5 Nov 2019

Super Cyclone Kyarr

Source: The Hindu

Manifest pedagogy: In the backdrop of global warming, tropical cyclones are becoming more intense. They are leaving a trail of destruction across the world. Coastal areas have become highly vulnerable. Analysing the reasons for super cyclones, the factual details in terms of name of cyclone, category, sea etc will help in answering the question in both prelims and mains.

In news: Tropical cyclone ‘Kyarr’

Placing it in syllabus: Geophysical phenomenon

Static dimensions:

  • General description of tropical cyclones
  • Why more tropical cyclones in the Bay of Bengal (BoB) than Arabian sea?

Current dimensions:

  • Tropical cyclones of BoB and Arabian sea in 2019
  • Kyarr and Maha tropical cyclones – rare two low pressures in Arabian sea

Content:

General description of tropical cyclone:

A Tropical cyclone is a non-frontal, synoptic-scale, low-pressure system over tropical or subtropical waters with persistent, organized convection and a closed cyclonic circulation. They have a spiral, anti-clockwise movement. Tropical cyclones feed on heat released when moist air rises, resulting in condensation of water vapour contained in the moist air.

Why more tropical cyclones in the Bay of Bengal (BoB) than Arabian sea?

According to the National Cyclone Risk Mitigation Project (NCRMP), the Indian subcontinent is exposed to “nearly 10 per cent” of the world’s tropical cyclones.

Both the Bay of Bengal (BoB) and Arabian Sea experience cyclonic events due to their proximity to the Indian Ocean. But the BoB sees approximately five times as many cyclones as Arabian Sea. In addition, cyclones in the Bay are stronger and deadlier. 

According to the meteorologists, the relatively colder waters of the Arabian Sea are not conducive to the formation and intensification of cyclones. BoB gets higher rainfall and the sluggish winds around it keep temperatures relatively high.
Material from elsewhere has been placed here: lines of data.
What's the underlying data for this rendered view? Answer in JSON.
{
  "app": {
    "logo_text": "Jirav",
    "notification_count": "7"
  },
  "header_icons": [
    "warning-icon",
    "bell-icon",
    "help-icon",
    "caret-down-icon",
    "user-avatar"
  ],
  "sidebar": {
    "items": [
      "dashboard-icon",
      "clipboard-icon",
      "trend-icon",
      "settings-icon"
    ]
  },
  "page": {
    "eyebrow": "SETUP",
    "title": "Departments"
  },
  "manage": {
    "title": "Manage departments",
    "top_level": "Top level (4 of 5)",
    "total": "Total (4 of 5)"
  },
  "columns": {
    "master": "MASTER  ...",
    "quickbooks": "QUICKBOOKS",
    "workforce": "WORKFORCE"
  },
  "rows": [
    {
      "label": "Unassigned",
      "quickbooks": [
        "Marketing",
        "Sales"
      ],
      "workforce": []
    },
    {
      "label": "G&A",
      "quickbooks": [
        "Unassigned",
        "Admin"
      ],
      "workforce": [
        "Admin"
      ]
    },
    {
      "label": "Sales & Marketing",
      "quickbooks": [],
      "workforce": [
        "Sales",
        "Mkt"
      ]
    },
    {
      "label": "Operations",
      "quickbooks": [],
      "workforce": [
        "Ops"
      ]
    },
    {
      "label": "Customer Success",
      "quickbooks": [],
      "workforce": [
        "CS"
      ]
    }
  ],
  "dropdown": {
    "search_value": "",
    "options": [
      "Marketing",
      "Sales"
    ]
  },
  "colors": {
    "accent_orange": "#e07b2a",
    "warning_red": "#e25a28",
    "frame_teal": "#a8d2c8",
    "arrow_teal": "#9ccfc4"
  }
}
Warm air currents enhance this surface temperature and aid the formation of cyclones.

The Arabian Sea receives stronger winds that help dissipate the heat, and the lack of constant fresh water supply helps the warm water mix with the cool water, reducing the temperature.

Additionally, the eastern coast of India receives cyclones that form not just in the BoB but also those travelling from the Pacific Ocean, where the frequency of ‘typhoons’, is quite high. 

Most of these cyclones weaken considerably after encountering a big landmass. Therefore, these do not travel to the Arabian Sea side. The western coast of India thus witnesses only those cyclones that originate locally or the ones, like that travel from the Indian Ocean near Sri Lanka.   

Tropical cyclones of BoB and Arabian sea in 2019:

The North Indian Ocean has seen five tropical cyclones in 2019. 

Category 4 Fani: Extremely Severe Cyclonic Storm Fani was the strongest tropical cyclone to strike Odisha since the 1999 Odisha cyclone. It originated from a tropical depression that formed west of Sumatra in the Indian Ocean on 26 April. Areas affected include Sri Lanka, Odisha, Andhra Pradesh, East India, Bangladesh, Bhutan.

Category 2 Vayu: Very Severe Cyclonic Storm Vayu formed in the Arabian Sea.

Areas affected include Maldives, India, Pakistan, Oman.

Category 1 Hikka: A depression formed in the Arabian Sea and soon intensified into a cyclonic storm. Areas affected include Oman, India.

Category 4 Kyarr: Super Cyclonic Storm Kyarr is the first Super Cyclonic Storm over the North Indian Ocean since Gonu in 2007. It was also the strongest tropical cyclone in the Arabian Sea ever recorded and the second-most intense tropical cyclone in North Indian Ocean history only behind the 1999 Odisha cyclone. Kyarr developed from a low-pressure system near the Equator. Areas affected include West India, Oman, UAE.

Category 4 Maha: It is the fourth cyclone in Arabian Sea. It formed off the southwest coast of India. 

Kyarr and Maha tropical cyclones – Rare two low pressures in Arabian sea:

  • Two tropical cyclones were active in the Arabian Sea – Kyarr and Maha. 
  • India Meteorological Department (IMD) confirmed that this was the first recorded case since 1965 of two cyclones occurring simultaneously in the Arabian Sea.
  • Only one or two tropical cyclones form each year in the Arabian Sea, on average since 1891, according to IMD records.
  • This phenomenon occurred due to a strongly positive Indian Ocean dipole and the Madden-Julian oscillation.
  • Cyclone Maha formed off the coast of western India is expected to gain strength over the central Arabian Sea over the next few days while Cyclone Kyarr is weakening.